Needless to see, Orac is fairly significantly nerfed within a few episodes: Blake spends most of the next season searching for the location of the Federation’s main computer complex, which would be pointless if Orac could just take control of it regardless of where it was. The predicting-the-future angle is likewise dramatically problematic. This original version of Orac – the one from this and the next episodes – is just a bit too powerful for the series to stay viable; he could conceivably shut down or hijack the control systems of any spaceship or installation menacing the Liberator. The reconception of the device/character as basically a rinky-dinky voice-operated hacking and communications gizmo with the occasional very odd plot-device power, while awkward from a continuity point of view, does make sense dramatically.

Blake and Cally beam down leaving everyone else to sit around the teleport room groaning and doing different kinds of I-have-radiation-sickness acting. Can they save Ensor and Orac from Travis and Servalan? Is there ever any actual doubt? Not really. I suppose that as runarounds go, it’s not the most awful one ever made, but the pace of the thing is notably sedate, and once again if there’s a serious theme or moral premise to the story then it’s very difficult to tell what it is (although the downbeat tone of the series persists: Blake and his followers do fail in their self-appointed mission, after all). The start of the season had a few episodes exploring relatively sombre themes of oppression, rebellion, and moral complicity; now people are just racing to grab a Maguffin before a couple who are dangerously close to being panto villains can reach it.

One of the sequences in Orac which does stand out is the one where Travis and Servalan blast their way into Ensor’s hideout and proceed to discover he’s gone, locate a map of the tunnels, and cook up a plan to intercept Blake, Cally, and Ensor. It’s fairly average stuff story-wise, but at first glance the direction is bizarre: both of them are shot only from the chest down, and in most scenes only their hands are visible. I assumed director Vere Lorrimer was having some sort of a psychotic breakdown until I discovered that Stephen Greif tore an achilles tendon playing squash the day before the studio session and was unavailable for the scene due to being under the knife (or something along those lines, anyway). It’s a decent piece of improvised problem-solving, I suppose, but still very jarring.
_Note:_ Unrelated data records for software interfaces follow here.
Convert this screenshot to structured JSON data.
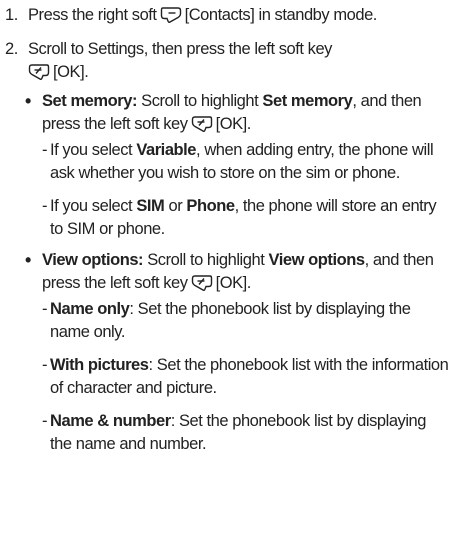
{
  "steps": [
    {
      "num": "1.",
      "pre": "Press the right soft",
      "key_icon": "right-soft-key-icon",
      "post": "[Contacts] in standby mode."
    },
    {
      "num": "2.",
      "pre": "Scroll to Settings, then press the left soft key",
      "key_icon": "left-soft-key-icon",
      "post": "[OK]."
    }
  ],
  "set_memory": {
    "title": "Set memory:",
    "t1": "Scroll to highlight",
    "bold": "Set memory",
    "t2": ", and then press the left soft key",
    "key_icon": "left-soft-key-icon",
    "t3": "[OK].",
    "sub1": {
      "t1": "If you select",
      "b1": "Variable",
      "t2": ", when adding entry, the phone will ask whether you wish to store on the sim or phone."
    },
    "sub2": {
      "t1": "If you select",
      "b1": "SIM",
      "t2": "or",
      "b2": "Phone",
      "t3": ", the phone will store an entry to SIM or phone."
    }
  },
  "view_options": {
    "title": "View options:",
    "t1": "Scroll to highlight",
    "bold": "View options",
    "t2": ", and then press the left soft key",
    "key_icon": "left-soft-key-icon",
    "t3": "[OK].",
    "subs": [
      {
        "bold": "Name only",
        "text": ": Set the phonebook list by displaying the name only."
      },
      {
        "bold": "With pictures",
        "text": ": Set the phonebook list with the information of character and picture."
      },
      {
        "bold": "Name & number",
        "text": ": Set the phonebook list by displaying the name and number."
      }
    ]
  }
}
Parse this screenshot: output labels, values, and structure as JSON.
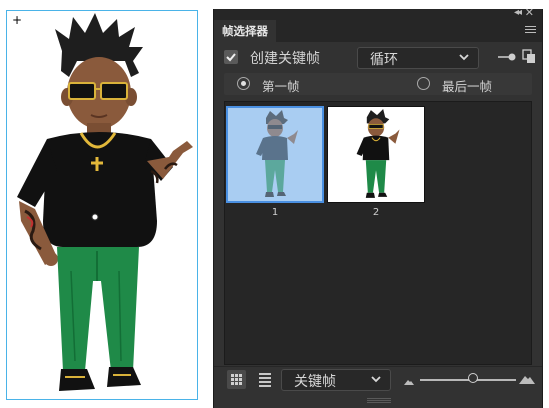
{
  "panel": {
    "tab_title": "帧选择器",
    "create_keyframe": {
      "label": "创建关键帧",
      "checked": true
    },
    "loop_dropdown": {
      "value": "循环"
    },
    "radio_options": [
      {
        "label": "第一帧",
        "selected": true
      },
      {
        "label": "最后一帧",
        "selected": false
      }
    ],
    "frames": [
      {
        "number": "1",
        "selected": true
      },
      {
        "number": "2",
        "selected": false
      }
    ],
    "filter_dropdown": {
      "value": "关键帧"
    },
    "thumbnail_size": 0.55
  },
  "colors": {
    "panel_bg": "#323232",
    "selection_blue": "#4a90e2",
    "canvas_border": "#4ab3e8"
  },
  "icons": [
    "collapse-icon",
    "close-icon",
    "panel-menu-icon",
    "checkmark-icon",
    "chevron-down-icon",
    "link-icon",
    "copy-icon",
    "grid-view-icon",
    "list-view-icon",
    "small-mountain-icon",
    "large-mountain-icon"
  ]
}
We must address the fact that this is Stephen Greif’s final appearance as Travis, of course, something which does give the episode a certain significance. I’m not really a fan of Brian Croucher’s interpretation of the character, so to suggest that killing Travis off in this episode might have been better may just be a case of my prejudices showing. Certainly it does seem to leave Travis a broken man (quite literally in some respects); one of the motifs of the series is someone facing dire straits (or the consequences of actual defeat) with a twisted smile upon their face – usually it’s Avon, but on this occasion it’s Travis.

In the end Orac passes muster as an episode, but only just – writing thirteen episodes in a row clearly seems to have been a bit of a challenge for Terry Nation. (One wonders if this was an attempt to avoid what happened on Survivors, which drifted away from Nation’s original conception so profoundly that he effectively quit the show at the end of the first series.) Its status as the last Greif episode, the first Orac episode, and the one with the slightly arbitrary cliffhanger gives it a stature it doesn’t entirely warrant – but it rounds off the season effectively enough.

Read Full Post »